_To do_
From the records below, copy the lines that include "JSON".

_Records provided_
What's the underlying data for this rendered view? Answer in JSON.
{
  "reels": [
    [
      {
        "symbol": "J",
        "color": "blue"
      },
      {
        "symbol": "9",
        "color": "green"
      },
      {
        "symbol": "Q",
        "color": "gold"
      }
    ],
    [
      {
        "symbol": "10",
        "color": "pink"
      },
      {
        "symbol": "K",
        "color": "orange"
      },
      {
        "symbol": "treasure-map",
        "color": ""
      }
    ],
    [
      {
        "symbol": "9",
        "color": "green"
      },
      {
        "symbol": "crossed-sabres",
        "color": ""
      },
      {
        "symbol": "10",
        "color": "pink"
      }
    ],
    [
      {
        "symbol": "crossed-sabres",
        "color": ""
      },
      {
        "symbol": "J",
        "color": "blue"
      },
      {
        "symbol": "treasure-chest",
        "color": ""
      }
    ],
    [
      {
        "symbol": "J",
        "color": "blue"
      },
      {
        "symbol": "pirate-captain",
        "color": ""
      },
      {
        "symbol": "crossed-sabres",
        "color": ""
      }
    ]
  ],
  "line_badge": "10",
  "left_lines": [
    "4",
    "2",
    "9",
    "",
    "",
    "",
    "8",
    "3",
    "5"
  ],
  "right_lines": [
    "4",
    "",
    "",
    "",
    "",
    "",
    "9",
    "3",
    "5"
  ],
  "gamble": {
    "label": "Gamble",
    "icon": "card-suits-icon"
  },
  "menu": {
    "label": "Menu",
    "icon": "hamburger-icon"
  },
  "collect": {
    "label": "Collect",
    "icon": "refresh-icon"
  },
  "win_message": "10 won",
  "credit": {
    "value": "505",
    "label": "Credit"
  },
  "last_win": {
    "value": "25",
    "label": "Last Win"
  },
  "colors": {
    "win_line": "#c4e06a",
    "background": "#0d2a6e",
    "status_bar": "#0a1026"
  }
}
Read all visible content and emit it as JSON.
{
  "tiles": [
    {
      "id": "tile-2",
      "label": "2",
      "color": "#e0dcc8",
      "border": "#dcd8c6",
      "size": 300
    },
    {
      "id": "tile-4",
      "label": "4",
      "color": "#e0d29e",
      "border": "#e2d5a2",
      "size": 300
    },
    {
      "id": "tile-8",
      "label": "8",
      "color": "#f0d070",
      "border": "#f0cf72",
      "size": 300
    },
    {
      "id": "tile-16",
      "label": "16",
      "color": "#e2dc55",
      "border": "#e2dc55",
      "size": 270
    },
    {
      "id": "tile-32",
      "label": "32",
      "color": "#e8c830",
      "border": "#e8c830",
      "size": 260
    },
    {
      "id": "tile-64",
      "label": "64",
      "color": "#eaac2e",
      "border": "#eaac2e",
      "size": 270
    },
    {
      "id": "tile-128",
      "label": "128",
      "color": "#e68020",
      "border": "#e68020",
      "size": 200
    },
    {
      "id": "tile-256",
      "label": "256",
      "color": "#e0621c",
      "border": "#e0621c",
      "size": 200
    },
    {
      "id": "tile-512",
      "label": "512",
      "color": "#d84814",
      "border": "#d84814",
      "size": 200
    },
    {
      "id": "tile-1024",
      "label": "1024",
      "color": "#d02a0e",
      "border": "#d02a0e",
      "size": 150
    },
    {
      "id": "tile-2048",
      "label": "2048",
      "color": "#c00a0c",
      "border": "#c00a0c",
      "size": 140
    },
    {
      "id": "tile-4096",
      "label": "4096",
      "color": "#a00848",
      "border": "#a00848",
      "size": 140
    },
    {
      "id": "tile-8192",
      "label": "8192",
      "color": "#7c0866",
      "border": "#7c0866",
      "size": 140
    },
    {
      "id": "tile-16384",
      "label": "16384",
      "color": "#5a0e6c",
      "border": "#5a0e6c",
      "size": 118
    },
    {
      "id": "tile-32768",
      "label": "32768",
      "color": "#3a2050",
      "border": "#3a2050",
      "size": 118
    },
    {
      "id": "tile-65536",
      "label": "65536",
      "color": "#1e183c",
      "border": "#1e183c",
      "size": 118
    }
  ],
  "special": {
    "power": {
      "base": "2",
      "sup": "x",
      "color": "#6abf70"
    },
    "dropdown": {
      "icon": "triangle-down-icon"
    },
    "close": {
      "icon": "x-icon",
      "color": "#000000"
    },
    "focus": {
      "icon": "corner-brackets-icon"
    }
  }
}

_Expected answer_
What's the underlying data for this rendered view? Answer in JSON.
Read all visible content and emit it as JSON.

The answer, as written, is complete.